JH: It takes understanding, cooperation and someone who is genuinely prepared to listen. And then have the understanding to recognise prejudice and call it out when they see it. 

LB: Even if it is fading with each generation, sadly prejudice does still exist, what do you think needs to change to help make ever bigger strides than we already have?

JH: Education. To be in my 30’s to not understand my history is pretty bad. But aside from the school system, which I’ll come onto, education starts at home. And sexuality, along with sex, in some households, especially when I was growing up, was a real taboo, and just wasn’t discussed. We all cringe when watching TV with parents, and a sex scene comes on, but on that super rare occasion where you see two men kissing, and you could feel, if not actually see and hear your parents reaction, which was always negative. So as a child, you grow up with this seed already planted that if you want to kiss a man, people won’t approve.

Then you go to school and the only sex education you got was about reproduction. So you only ever saw mum, dad, and baby. There’s alot more to sex education than reproduction regardless of sexuality, we need to learn about making connections, the feelings that come with being in love, the intimacy and pleasure, and including same sex partners within that would go a long way.  

If it can be normalised from as early as possible, so if and when kids start having feelings, and are figuring out those already complex teen years when the hormones hit; they know that however they feel, is absolutely OK, because they’ve seen it. 

LB: I full agree and I feel excited for our children’s generation because already at the school gate, we have some same sex families. And there will be more and more as time goes on, so kids will now grow up with it being normal. How much do you think seeing more gay families, gay stories lines on TV etc. would have helped you growing up?

JH: It would have been life changing. I was 12, maybe 13 when I knew I was gay, and I was 21 when I came out, and seeing a programme like Heartstopper (Netflix) would have literally changed my life. When I was growing up, any show that dared to do a gay storyline, always had a negative spin or a tragic outcome, and now there are shows featuring outwardly gay kid at school. Coming out stories with accepting parents. To see a happy stories like that would have been life changing, and I’m sure it has been for many queer kids now. 

Look at the recent Dr Who casting! The BBC, a very conservative, policitcally correct British Institution will have a black queer man, and a black trans woman on prime time Saturday night telly - how amazing is that going to be? 

LB: It really is, I’ve never watched and I’ll be tuning in on the casting alone! We’ve spoken really positively about progression, but we know there’s always work to do - but what issues are currently facing the LGBTQ+ community that we need to know about? 

JH: I count myself extremely lucky to live in a time that is more accepting than ever and I’m sure will only get better. I am also incredibly privileged to live where I do, because not only are there places in the world where homophobia rife, but where it is illegal, and rights of LGBTQ+ people are being taken away. And I think for many of us living in places like the UK, where we get to have a parade through our major towns to celebrate who we are, others are being killed for who they are. 

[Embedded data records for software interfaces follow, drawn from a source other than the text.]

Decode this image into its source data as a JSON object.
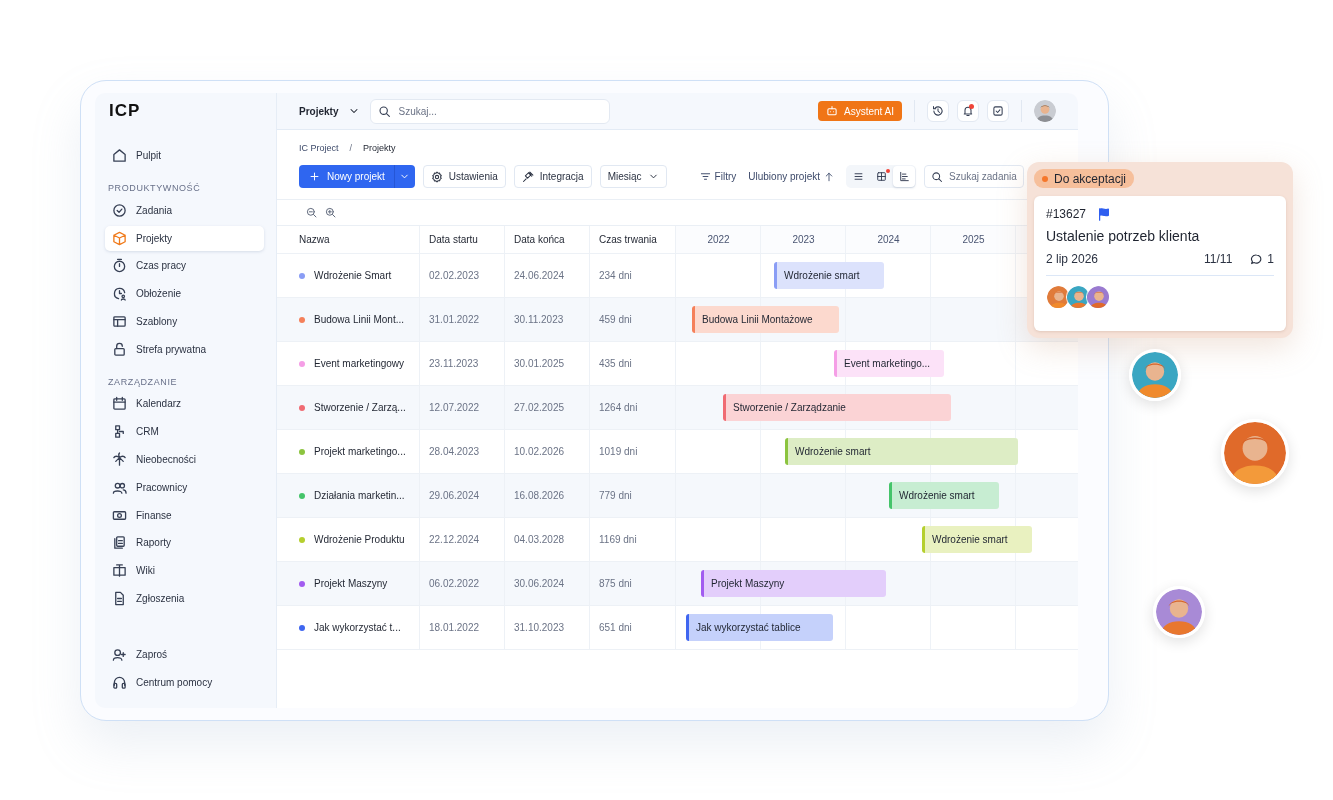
{
  "sidebar": {
    "logo": "ICP",
    "groups": [
      {
        "items": [
          {
            "label": "Pulpit",
            "selected": false
          }
        ]
      },
      {
        "heading": "PRODUKTYWNOŚĆ",
        "items": [
          {
            "label": "Zadania",
            "selected": false
          },
          {
            "label": "Projekty",
            "selected": true
          },
          {
            "label": "Czas pracy",
            "selected": false
          },
          {
            "label": "Obłożenie",
            "selected": false
          },
          {
            "label": "Szablony",
            "selected": false
          },
          {
            "label": "Strefa prywatna",
            "selected": false
          }
        ]
      },
      {
        "heading": "ZARZĄDZANIE",
        "items": [
          {
            "label": "Kalendarz",
            "selected": false
          },
          {
            "label": "CRM",
            "selected": false
          },
          {
            "label": "Nieobecności",
            "selected": false
          },
          {
            "label": "Pracownicy",
            "selected": false
          },
          {
            "label": "Finanse",
            "selected": false
          },
          {
            "label": "Raporty",
            "selected": false
          },
          {
            "label": "Wiki",
            "selected": false
          },
          {
            "label": "Zgłoszenia",
            "selected": false
          }
        ]
      }
    ],
    "footer_items": [
      {
        "label": "Zaproś"
      },
      {
        "label": "Centrum pomocy"
      }
    ]
  },
  "topbar": {
    "section_menu": "Projekty",
    "search": {
      "placeholder": "Szukaj..."
    },
    "assistant_button": "Asystent AI",
    "bell_badge": true
  },
  "breadcrumb": {
    "items": [
      "IC Project",
      "Projekty"
    ],
    "separator": "/"
  },
  "toolbar": {
    "new_button": "Nowy projekt",
    "buttons": [
      "Ustawienia",
      "Integracja"
    ],
    "period_select": "Miesiąc",
    "filter_button": "Filtry",
    "sort_button": "Ulubiony projekt",
    "views": [
      {
        "kind": "list",
        "selected": false,
        "badge": false
      },
      {
        "kind": "board",
        "selected": false,
        "badge": true
      },
      {
        "kind": "gantt",
        "selected": true,
        "badge": false
      }
    ],
    "task_search": {
      "placeholder": "Szukaj zadania"
    }
  },
  "table": {
    "columns": [
      "Nazwa",
      "Data startu",
      "Data końca",
      "Czas trwania"
    ],
    "years": [
      "2022",
      "2023",
      "2024",
      "2025"
    ],
    "rows": [
      {
        "name": "Wdrożenie Smart",
        "color": "#8a9df5",
        "start": "02.02.2023",
        "end": "24.06.2024",
        "duration": "234 dni",
        "bar_label": "Wdrożenie smart"
      },
      {
        "name": "Budowa Linii Mont...",
        "color": "#f5805a",
        "start": "31.01.2022",
        "end": "30.11.2023",
        "duration": "459 dni",
        "bar_label": "Budowa Linii Montażowe"
      },
      {
        "name": "Event marketingowy",
        "color": "#f59ee6",
        "start": "23.11.2023",
        "end": "30.01.2025",
        "duration": "435 dni",
        "bar_label": "Event marketingo..."
      },
      {
        "name": "Stworzenie / Zarzą...",
        "color": "#f06b73",
        "start": "12.07.2022",
        "end": "27.02.2025",
        "duration": "1264 dni",
        "bar_label": "Stworzenie / Zarządzanie"
      },
      {
        "name": "Projekt marketingo...",
        "color": "#8cc43f",
        "start": "28.04.2023",
        "end": "10.02.2026",
        "duration": "1019 dni",
        "bar_label": "Wdrożenie smart"
      },
      {
        "name": "Działania marketin...",
        "color": "#45c46a",
        "start": "29.06.2024",
        "end": "16.08.2026",
        "duration": "779 dni",
        "bar_label": "Wdrożenie smart"
      },
      {
        "name": "Wdrożenie Produktu",
        "color": "#b5cf2e",
        "start": "22.12.2024",
        "end": "04.03.2028",
        "duration": "1169 dni",
        "bar_label": "Wdrożenie smart"
      },
      {
        "name": "Projekt Maszyny",
        "color": "#a25cf0",
        "start": "06.02.2022",
        "end": "30.06.2024",
        "duration": "875 dni",
        "bar_label": "Projekt Maszyny"
      },
      {
        "name": "Jak wykorzystać t...",
        "color": "#3f66f0",
        "start": "18.01.2022",
        "end": "31.10.2023",
        "duration": "651 dni",
        "bar_label": "Jak wykorzystać tablice"
      }
    ]
  },
  "task_card": {
    "status": "Do akceptacji",
    "number": "#13627",
    "flagged": true,
    "title": "Ustalenie potrzeb klienta",
    "date": "2 lip 2026",
    "progress": "11/11",
    "comments": "1"
  }
}
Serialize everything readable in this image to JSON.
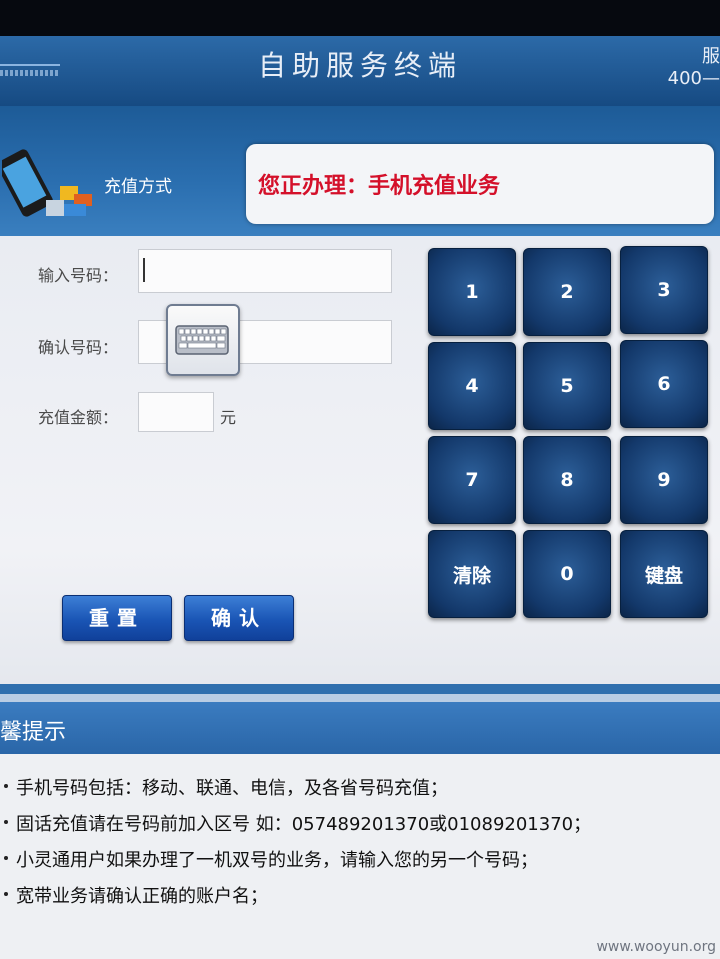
{
  "header": {
    "title": "自助服务终端",
    "right_top": "服",
    "right_bottom": "400—"
  },
  "band": {
    "method_label": "充值方式",
    "notice": "您正办理：手机充值业务"
  },
  "form": {
    "phone_label": "输入号码：",
    "confirm_label": "确认号码：",
    "amount_label": "充值金额：",
    "amount_unit": "元",
    "phone_value": "",
    "confirm_value": "",
    "amount_value": ""
  },
  "buttons": {
    "reset": "重置",
    "confirm": "确认"
  },
  "keypad": {
    "keys": [
      "1",
      "2",
      "3",
      "4",
      "5",
      "6",
      "7",
      "8",
      "9",
      "清除",
      "0",
      "键盘"
    ]
  },
  "tips": {
    "title": "馨提示",
    "items": [
      "手机号码包括：移动、联通、电信，及各省号码充值；",
      "固话充值请在号码前加入区号 如：057489201370或01089201370；",
      "小灵通用户如果办理了一机双号的业务，请输入您的另一个号码；",
      "宽带业务请确认正确的账户名；"
    ]
  },
  "watermark": "www.wooyun.org",
  "colors": {
    "header_blue": "#1d5b97",
    "notice_red": "#d4102a",
    "key_navy": "#13386a",
    "button_blue": "#1a55b5"
  },
  "icons": {
    "keyboard_popup": "keyboard-icon",
    "phone": "phone-icon"
  }
}
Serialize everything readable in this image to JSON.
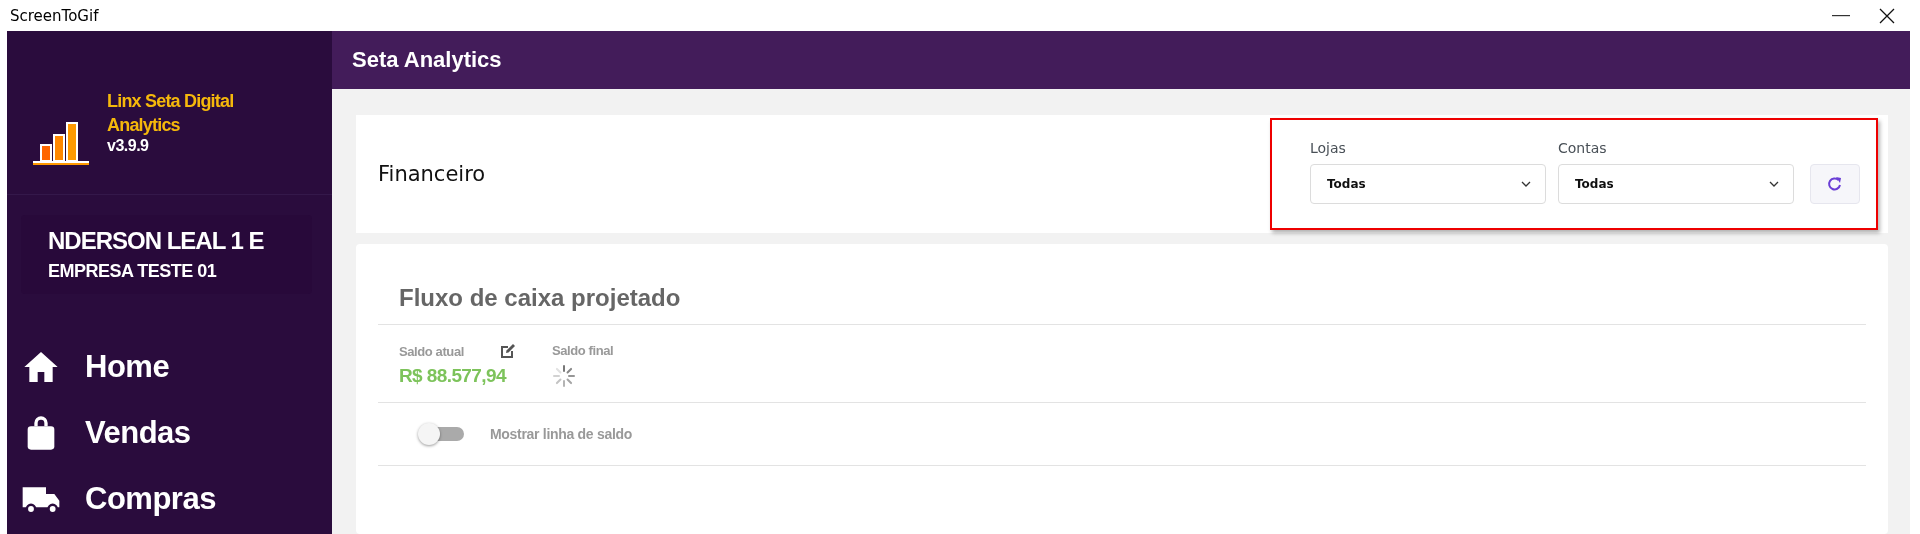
{
  "window": {
    "title": "ScreenToGif"
  },
  "sidebar": {
    "brand": {
      "name": "Linx Seta Digital Analytics",
      "version": "v3.9.9"
    },
    "user": {
      "name": "NDERSON LEAL 1 E",
      "company": "EMPRESA TESTE 01"
    },
    "items": [
      {
        "label": "Home",
        "kind": "home"
      },
      {
        "label": "Vendas",
        "kind": "bag"
      },
      {
        "label": "Compras",
        "kind": "truck"
      }
    ]
  },
  "header": {
    "title": "Seta Analytics"
  },
  "page": {
    "title": "Financeiro",
    "filters": [
      {
        "label": "Lojas",
        "value": "Todas"
      },
      {
        "label": "Contas",
        "value": "Todas"
      }
    ]
  },
  "cashflow": {
    "title": "Fluxo de caixa projetado",
    "current": {
      "label": "Saldo atual",
      "value": "R$ 88.577,94"
    },
    "final": {
      "label": "Saldo final",
      "loading": true
    },
    "toggle": {
      "label": "Mostrar linha de saldo",
      "on": false
    }
  }
}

LB: You’re right it is easily forgotten, and utterly heartbreaking it still happens. We need to beat the drum loudest for them. As this is your first year really beating the drum, what are your plans for Pride? 

JH: I am going to go to London Pride, I think I just need to experience it firsthand and really celebrate just how far we have come, and continue to fly the flag for future generations. 

Fearless will continue to fly that flag with Jake and the LGBTQ+ community.